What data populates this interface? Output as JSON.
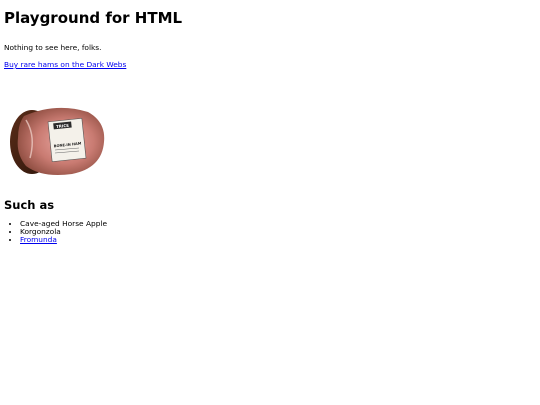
{
  "page": {
    "title": "Playground for HTML",
    "intro": "Nothing to see here, folks.",
    "link_text": "Buy rare hams on the Dark Webs"
  },
  "ham_image": {
    "label_top": "TRICE",
    "label_main": "BONE-IN HAM"
  },
  "section": {
    "heading": "Such as",
    "items": [
      {
        "text": "Cave-aged Horse Apple",
        "is_link": false
      },
      {
        "text": "Korgonzola",
        "is_link": false
      },
      {
        "text": "Fromunda",
        "is_link": true
      }
    ]
  },
  "colors": {
    "link": "#0000ee",
    "text": "#000000",
    "background": "#ffffff"
  }
}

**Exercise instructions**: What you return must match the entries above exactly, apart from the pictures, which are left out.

**Response to the exercise**:
What data populates this interface? Output as JSON.
{
  "page": {
    "title": "Playground for HTML",
    "intro": "Nothing to see here, folks.",
    "link_text": "Buy rare hams on the Dark Webs"
  },
  "ham_image": {
    "label_top": "TRICE",
    "label_main": "BONE-IN HAM"
  },
  "section": {
    "heading": "Such as",
    "items": [
      {
        "text": "Cave-aged Horse Apple",
        "is_link": false
      },
      {
        "text": "Korgonzola",
        "is_link": false
      },
      {
        "text": "Fromunda",
        "is_link": true
      }
    ]
  },
  "colors": {
    "link": "#0000ee",
    "text": "#000000",
    "background": "#ffffff"
  }
}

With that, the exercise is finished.